Silverman agrees, saying, "So much of the Ray way comes from our clubhouse and our players. There's great continuity with the team that we're going to be able to return next year. Those are the guys who go out there and pitch shutouts. Those are the guys who go out there and get those game-winning hits. They are very comfortable with the clubhouse, and they're eager for the next leader to step in and take it to the next level."

Now, Silverman and Sternberg are searching for someone to replace Maddon, the manager who became the face of the franchise. He was a magical hire nine years ago, someone who embraced the analytics furnished by the front office but who also had a tremendous touch with players in terms of keeping the environment fresh.

Tampa Bay has assembled a long list of candidates for the job. Maddon's bench coach, Dave Martinez, is a strong candidate, but the Rays aren't simply handing him the job. Former players Barry Larkin, Doug Glanville and Raul Ibanez are on their list. So are more traditional candidates like respected coaches Ron Wotus of the Giants and Don Wakamatsu of the Royals.

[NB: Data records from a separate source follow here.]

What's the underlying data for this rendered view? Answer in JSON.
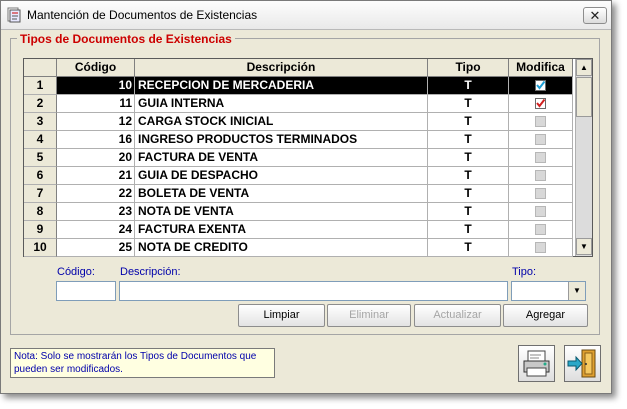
{
  "window": {
    "title": "Mantención de Documentos  de Existencias",
    "close_glyph": "✕"
  },
  "group": {
    "title": "Tipos de Documentos de Existencias"
  },
  "grid": {
    "columns": [
      "",
      "Código",
      "Descripción",
      "Tipo",
      "Modifica"
    ],
    "rows": [
      {
        "num": "1",
        "codigo": "10",
        "descripcion": "RECEPCION DE MERCADERIA",
        "tipo": "T",
        "modifica": true,
        "selected": true
      },
      {
        "num": "2",
        "codigo": "11",
        "descripcion": "GUIA INTERNA",
        "tipo": "T",
        "modifica": true,
        "selected": false
      },
      {
        "num": "3",
        "codigo": "12",
        "descripcion": "CARGA STOCK INICIAL",
        "tipo": "T",
        "modifica": false,
        "selected": false
      },
      {
        "num": "4",
        "codigo": "16",
        "descripcion": "INGRESO PRODUCTOS TERMINADOS",
        "tipo": "T",
        "modifica": false,
        "selected": false
      },
      {
        "num": "5",
        "codigo": "20",
        "descripcion": "FACTURA DE VENTA",
        "tipo": "T",
        "modifica": false,
        "selected": false
      },
      {
        "num": "6",
        "codigo": "21",
        "descripcion": "GUIA DE DESPACHO",
        "tipo": "T",
        "modifica": false,
        "selected": false
      },
      {
        "num": "7",
        "codigo": "22",
        "descripcion": "BOLETA DE VENTA",
        "tipo": "T",
        "modifica": false,
        "selected": false
      },
      {
        "num": "8",
        "codigo": "23",
        "descripcion": "NOTA DE VENTA",
        "tipo": "T",
        "modifica": false,
        "selected": false
      },
      {
        "num": "9",
        "codigo": "24",
        "descripcion": "FACTURA EXENTA",
        "tipo": "T",
        "modifica": false,
        "selected": false
      },
      {
        "num": "10",
        "codigo": "25",
        "descripcion": "NOTA DE CREDITO",
        "tipo": "T",
        "modifica": false,
        "selected": false
      }
    ],
    "scroll_up": "▲",
    "scroll_down": "▼",
    "check_colors": {
      "selected": "#1e9fd6",
      "normal": "#d02020"
    }
  },
  "form": {
    "codigo_label": "Código:",
    "descripcion_label": "Descripción:",
    "tipo_label": "Tipo:",
    "codigo_value": "",
    "descripcion_value": "",
    "tipo_value": "",
    "dropdown_glyph": "▼"
  },
  "buttons": {
    "limpiar": "Limpiar",
    "eliminar": "Eliminar",
    "actualizar": "Actualizar",
    "agregar": "Agregar"
  },
  "note": "Nota: Solo se mostrarán los Tipos de Documentos que pueden ser modificados.",
  "icons": {
    "print": "printer-icon",
    "exit": "exit-door-icon"
  }
}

There's a method to casting such a wide net. For one thing, there are no other big league managerial openings at the moment, so the Rays can take their time and consider everyone. Also, typical of their Wall Street backgrounds, they're gathering information and ideas from each of the candidates.

"When Andrew and I conducted the search nine years ago, we learned a lot during that search," Silverman said. "Nine years later, we know a lot more about what we want in a manager, what we need in a manager. The game has changed in that time period. This provides us an opportunity to fine-tune our thinking with respect to how we lead the clubhouse, and we're embracing the opportunity. We are always trying to learn, and we want to maintain an open mind. When we hired Joe, he wasn't an obvious choice. He wasn't a sexy choice. We don't fall prey to industry reputations. We do our own investigation and our diligence and figure out what's best for our club, not just this year, but looking out over the next several years."

Silverman said the Rays are seeking a culture carrier.

"We want someone who is a great communicator, who leads and establishes great trust up and down the organization," Silverman said. "Those are easy qualities to identify, but they're not always simple to find in an individual. That's why we're taking such a deliberate approach to this. We want to make sure we get to know all of our candidates and that we have conviction when we do make a decision."

In the end, the Rays will probably get it right. That's their history. And they don't believe that will change.

Richard Justice is a columnist for MLB.com. Read his blog, Justice4U.

Tampa Bay Rays